There are several circumstances under which it is legal to distribute copyrighted material or parts thereof.
- Free distribution. Copyright holders may choose to allow free distribution of their works. Dedicated copyright licenses—usable by anyone who wants to upload their own material—are available for that purpose. Such licenses are often used in situations with large numbers of copyright holders, like in online communities. For example, the Creative Commons license family for free cultural works in text, audio, video or image format; or software licenses for Free Software / Open-source software like the BSD License and others. Wikipedia itself can be distributed via BitTorrent for the same reason.
- Public domain. Works that are in the public domain and therefore not (or no longer) subject to copyright law can also be legally distributed. For instance, Project Gutenberg regularly collects and publishes classical cultural works after their copyright has expired (which depends on the country in which the work was previously published).
- Fair use. Some countries also have fair use provisions in copyright law, which allow people the right to access and use certain classes of copyrighted material without breach of the law.
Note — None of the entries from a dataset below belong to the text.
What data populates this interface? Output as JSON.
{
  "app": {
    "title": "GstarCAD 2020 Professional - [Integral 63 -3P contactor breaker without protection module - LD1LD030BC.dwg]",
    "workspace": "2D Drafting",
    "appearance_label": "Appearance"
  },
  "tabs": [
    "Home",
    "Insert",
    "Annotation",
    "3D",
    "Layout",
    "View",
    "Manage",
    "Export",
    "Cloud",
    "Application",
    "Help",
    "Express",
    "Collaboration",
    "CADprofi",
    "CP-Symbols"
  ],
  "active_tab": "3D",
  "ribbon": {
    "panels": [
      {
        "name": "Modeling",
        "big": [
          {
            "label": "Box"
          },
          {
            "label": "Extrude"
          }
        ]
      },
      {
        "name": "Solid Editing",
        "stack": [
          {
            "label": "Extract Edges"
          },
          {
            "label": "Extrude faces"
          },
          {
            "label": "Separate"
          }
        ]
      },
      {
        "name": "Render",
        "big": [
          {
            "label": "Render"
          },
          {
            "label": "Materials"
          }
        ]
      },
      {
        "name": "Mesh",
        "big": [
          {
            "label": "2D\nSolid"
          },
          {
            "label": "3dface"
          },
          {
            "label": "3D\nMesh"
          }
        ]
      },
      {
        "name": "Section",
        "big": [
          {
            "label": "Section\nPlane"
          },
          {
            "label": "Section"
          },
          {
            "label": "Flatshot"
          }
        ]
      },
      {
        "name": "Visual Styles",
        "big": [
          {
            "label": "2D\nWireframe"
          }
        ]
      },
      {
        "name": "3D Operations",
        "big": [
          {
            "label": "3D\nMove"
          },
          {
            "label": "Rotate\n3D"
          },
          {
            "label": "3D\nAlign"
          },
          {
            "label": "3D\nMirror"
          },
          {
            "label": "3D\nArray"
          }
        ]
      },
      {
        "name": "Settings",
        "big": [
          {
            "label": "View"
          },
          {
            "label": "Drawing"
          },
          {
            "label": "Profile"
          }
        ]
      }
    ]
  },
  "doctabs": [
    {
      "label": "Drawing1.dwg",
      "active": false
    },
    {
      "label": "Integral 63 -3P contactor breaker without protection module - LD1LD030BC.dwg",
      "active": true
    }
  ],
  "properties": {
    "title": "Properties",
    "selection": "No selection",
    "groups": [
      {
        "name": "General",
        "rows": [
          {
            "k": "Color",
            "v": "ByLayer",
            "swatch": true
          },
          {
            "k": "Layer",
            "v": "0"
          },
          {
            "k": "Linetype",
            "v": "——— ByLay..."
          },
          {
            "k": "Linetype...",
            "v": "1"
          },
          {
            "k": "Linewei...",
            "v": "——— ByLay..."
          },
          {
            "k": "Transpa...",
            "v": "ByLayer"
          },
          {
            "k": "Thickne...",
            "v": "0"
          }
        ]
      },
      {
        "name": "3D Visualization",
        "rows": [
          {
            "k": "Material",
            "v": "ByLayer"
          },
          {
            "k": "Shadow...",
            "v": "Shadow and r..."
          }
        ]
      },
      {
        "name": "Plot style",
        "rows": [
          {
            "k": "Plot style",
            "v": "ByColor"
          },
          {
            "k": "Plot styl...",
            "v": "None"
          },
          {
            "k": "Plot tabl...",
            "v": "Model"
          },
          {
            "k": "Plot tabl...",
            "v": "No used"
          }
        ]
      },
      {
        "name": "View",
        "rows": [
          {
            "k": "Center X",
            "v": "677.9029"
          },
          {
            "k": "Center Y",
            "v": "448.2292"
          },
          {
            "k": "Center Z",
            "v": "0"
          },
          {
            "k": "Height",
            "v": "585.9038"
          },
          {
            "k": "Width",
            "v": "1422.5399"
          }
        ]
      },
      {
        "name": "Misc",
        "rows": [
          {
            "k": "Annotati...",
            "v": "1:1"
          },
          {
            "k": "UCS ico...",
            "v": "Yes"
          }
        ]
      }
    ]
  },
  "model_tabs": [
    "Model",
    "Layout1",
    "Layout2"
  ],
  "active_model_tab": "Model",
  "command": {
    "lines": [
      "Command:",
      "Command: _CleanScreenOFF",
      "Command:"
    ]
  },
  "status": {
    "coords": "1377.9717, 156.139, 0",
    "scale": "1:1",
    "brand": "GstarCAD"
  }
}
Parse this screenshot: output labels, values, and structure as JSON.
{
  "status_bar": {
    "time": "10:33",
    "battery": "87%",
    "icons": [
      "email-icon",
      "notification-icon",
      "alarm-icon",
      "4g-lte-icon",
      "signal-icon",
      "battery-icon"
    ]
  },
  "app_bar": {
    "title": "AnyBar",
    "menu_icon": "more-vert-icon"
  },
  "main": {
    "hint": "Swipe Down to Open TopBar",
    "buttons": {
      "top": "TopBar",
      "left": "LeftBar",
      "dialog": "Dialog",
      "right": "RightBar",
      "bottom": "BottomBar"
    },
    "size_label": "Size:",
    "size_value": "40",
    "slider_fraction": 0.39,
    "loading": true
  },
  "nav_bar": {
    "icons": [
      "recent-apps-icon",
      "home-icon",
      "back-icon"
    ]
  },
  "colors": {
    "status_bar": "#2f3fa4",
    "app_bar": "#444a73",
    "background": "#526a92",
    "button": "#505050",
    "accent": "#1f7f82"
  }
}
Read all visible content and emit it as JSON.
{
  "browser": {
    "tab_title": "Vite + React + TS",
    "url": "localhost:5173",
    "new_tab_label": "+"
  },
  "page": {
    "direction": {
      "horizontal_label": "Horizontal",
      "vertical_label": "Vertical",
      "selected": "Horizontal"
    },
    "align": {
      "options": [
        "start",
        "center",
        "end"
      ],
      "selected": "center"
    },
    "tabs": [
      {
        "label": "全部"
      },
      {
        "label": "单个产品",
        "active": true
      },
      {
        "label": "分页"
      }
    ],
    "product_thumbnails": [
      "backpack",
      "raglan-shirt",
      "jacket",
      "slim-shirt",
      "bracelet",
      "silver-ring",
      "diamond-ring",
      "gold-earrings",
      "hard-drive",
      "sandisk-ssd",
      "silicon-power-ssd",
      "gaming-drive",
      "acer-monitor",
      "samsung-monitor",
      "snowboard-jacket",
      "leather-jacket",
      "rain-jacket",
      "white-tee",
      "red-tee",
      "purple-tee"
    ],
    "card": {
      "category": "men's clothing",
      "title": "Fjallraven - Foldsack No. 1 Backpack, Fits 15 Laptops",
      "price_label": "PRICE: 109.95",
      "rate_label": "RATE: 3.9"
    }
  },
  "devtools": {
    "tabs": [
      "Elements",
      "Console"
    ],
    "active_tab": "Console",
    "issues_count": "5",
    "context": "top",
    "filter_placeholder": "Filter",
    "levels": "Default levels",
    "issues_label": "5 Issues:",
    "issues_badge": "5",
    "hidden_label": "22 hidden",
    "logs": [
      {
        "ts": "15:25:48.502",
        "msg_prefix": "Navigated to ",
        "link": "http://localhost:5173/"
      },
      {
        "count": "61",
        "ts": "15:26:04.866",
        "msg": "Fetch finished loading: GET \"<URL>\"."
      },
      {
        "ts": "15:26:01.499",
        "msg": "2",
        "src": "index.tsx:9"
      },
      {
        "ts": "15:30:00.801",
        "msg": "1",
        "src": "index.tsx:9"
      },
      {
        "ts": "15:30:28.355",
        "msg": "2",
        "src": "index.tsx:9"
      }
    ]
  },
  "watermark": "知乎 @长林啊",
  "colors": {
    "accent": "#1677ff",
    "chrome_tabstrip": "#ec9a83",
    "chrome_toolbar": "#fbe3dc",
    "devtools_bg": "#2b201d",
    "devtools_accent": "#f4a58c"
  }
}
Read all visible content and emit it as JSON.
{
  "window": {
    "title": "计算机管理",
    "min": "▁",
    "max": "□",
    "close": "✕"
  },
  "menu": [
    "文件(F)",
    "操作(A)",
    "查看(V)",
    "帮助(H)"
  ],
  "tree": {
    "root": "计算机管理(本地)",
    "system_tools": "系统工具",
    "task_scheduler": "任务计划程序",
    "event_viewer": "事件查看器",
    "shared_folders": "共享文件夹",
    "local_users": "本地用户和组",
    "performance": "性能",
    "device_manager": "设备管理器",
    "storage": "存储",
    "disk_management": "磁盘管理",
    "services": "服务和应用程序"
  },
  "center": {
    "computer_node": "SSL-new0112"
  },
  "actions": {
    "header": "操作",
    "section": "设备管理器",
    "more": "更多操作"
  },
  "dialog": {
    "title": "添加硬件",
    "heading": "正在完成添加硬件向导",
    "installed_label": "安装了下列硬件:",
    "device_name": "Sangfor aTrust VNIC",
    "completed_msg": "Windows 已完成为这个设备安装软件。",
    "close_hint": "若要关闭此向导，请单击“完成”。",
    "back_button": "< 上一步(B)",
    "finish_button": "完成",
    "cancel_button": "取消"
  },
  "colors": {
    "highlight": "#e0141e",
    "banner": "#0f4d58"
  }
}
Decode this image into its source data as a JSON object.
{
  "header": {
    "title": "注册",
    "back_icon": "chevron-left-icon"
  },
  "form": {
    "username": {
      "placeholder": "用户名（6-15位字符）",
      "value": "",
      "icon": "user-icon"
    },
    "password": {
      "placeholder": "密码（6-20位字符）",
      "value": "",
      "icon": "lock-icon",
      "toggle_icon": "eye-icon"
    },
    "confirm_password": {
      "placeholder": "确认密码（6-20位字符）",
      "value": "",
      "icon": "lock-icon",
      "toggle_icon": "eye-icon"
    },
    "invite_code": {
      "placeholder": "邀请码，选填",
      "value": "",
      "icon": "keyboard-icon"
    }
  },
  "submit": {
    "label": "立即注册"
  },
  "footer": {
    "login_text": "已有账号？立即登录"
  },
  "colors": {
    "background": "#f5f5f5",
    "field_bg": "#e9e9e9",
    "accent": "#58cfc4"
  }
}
There are also experiments at legally selling content that is distributed over BitTorrent using a "secure" tracker system.